This ain’t no technological breakdown, oh no, this is the road to hell. This ain’t no upwardly mobile freeway, oh no, this is the road to hell. Chris Rea (1999).
So it is. As Astronomer Clifford Stoll foresaw in his 1995 book, Silicon Snake Oil: Second Thoughts on the Information Highway, about computers and civilization, the Internet, and information technology. “A place where there’s plenty of talkers and few listeners.” Where “Conversations are strangely vacant of substance.” (p.113)
Keep in mind, this was before social media – Facebook, Twitter, and Zoom. There was no Google, Amazon, Goodreads, or WordPress. Never even mind Instagram, Tiktok, or Tinder. Chat GPT? not even a pipe dream. Wireless internet, Netflix, YouTube? Not in anyone’s wildest imagination.
Smart phones? Ha! In fact, in 1995, I didn’t even have a personal computer, much less a cell phone. Nevertheless, I was in college and learning about computers and the internet. I did have an .edu email address. Moreover, I tried writing in html code.
Like many others, I thought this just might make all the difference and transform humans to the next level. A higher level where peace and prosperity was shared, and there’d be no need for war. Ha!
Man! Was I wrong. But Stoll wasn’t. Oh, he did get a lot wrong. For sure. However, what he got wrong was the tech stuff. All the problems he wrote about have been solved. That is, those regarding access, time, speed, bandwidth, and money.
What he got right was human nature and the damage we can wreck on ourself and each other.
The Damage Done
might not be reversible. When I googled Stoll I discovered that he is now “heartbroken”, with what the information highway has become. In the book he said this:
“The Internet began as a technological community, with convivial neighbors who’d help each other. Its friendly anarchy promised to revolutionize social interactions and transcend political boundaries. With time, it developed into something less. (p.112-3)
Don’t blame Trump for what happened. That’s just plain lazy, rigid, and self-serving. Stoll recognized our lazy nature right away, or “the principle of least effort.” (aka social loafing.) Writing about “search engine optimization” (SEO), before it was a thing:

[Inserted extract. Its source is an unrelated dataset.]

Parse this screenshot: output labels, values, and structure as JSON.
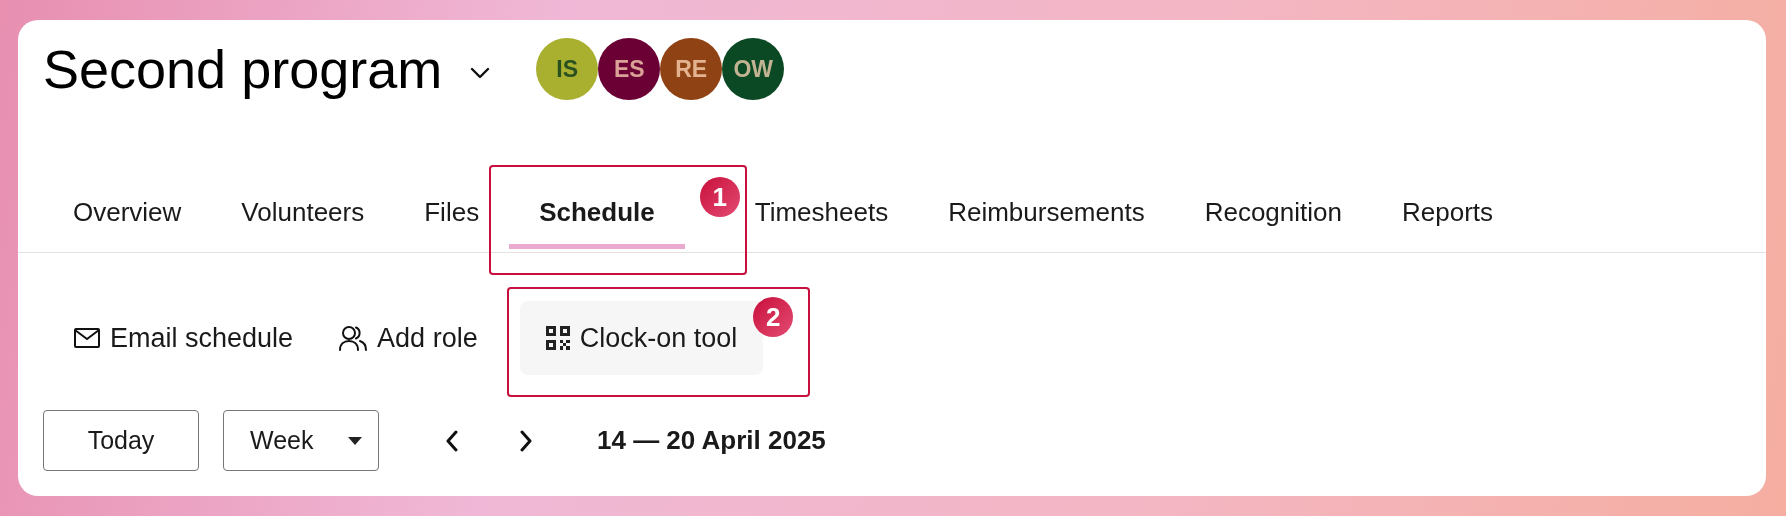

“most researchers, even serious scholars, will choose easily available information sources, even when they are low quality. Researchers are usually satisfied with whatever can be easily found rather than expending more effort to dig up better sources. Confronted with a variety of pathways to an answer, people choose the one that requires the least amount of work. People are lazy. Put something online–anything–and researchers will love it, whether or not it’s right. (p.185)
There it is. Nearly thirty years ago. Now, it’s not only “researchers and scholars” – it’s everyone.
This is the road to hell.
Oh yeah. Now what? I don’t know. Even my psych-girl is doubtful the damage can be undone. Try as she might. That is her job, after all.
On the wall, by the door in her office, is a hand-stitched sign: “Warning – social media may be hazardous to your health.”
The difference between talking with someone face-to-face and “talking” on-line is day and night. Light and dark. And yet, everything is on-line.
Can We Change?
Can we save ourselves from this road to hell? Stoll, again and again, emphasized the need and beauty of “In Real Life”. Very few have listened. He warns: “the big-time disasters creep up on us.” (p.174)
Recently, I watched a movie, The Day The Earth Stood Still (2008). It, too, tries to warn. Keanu Reeves, the alien, says to Jennifer Connelly, the scientist, “The problem is not technology. The problem is you. I cannot change your nature.” Jennifer pleads: “Please. We could change.”
Change is really, really hard. In the above movie another character tells Connelly that only when we are on the brink, at the precipice, will we alter course.
Hmmm. What do you think? Have you tried to change? Do you think we can change our nature?
In the movie, Reeves, the alien sent to save the planet by killing all the people, believes her. (Jennifer Connelly could convince me, too. Of anything.)
I loved the book. Five stars. I love the Internet. But then, I’m retired and have nothing better to do than watch movies and shows all day long.
After all, the brilliance that is the Internet gave me said movie, because I “like” Keanu Reeves and Jennifer Connelly. The Internet brings me everything I want. Almost.
We have an upgrade problem.
Stoll concludes, “For all the promises of virtual communities, it’s more important to live a real life in a real neighborhood.” (p.235) I agree.
Sometimes things happen in ways so strange. It’s hard not to think there are forces at play we can barely image.
Only in dreams?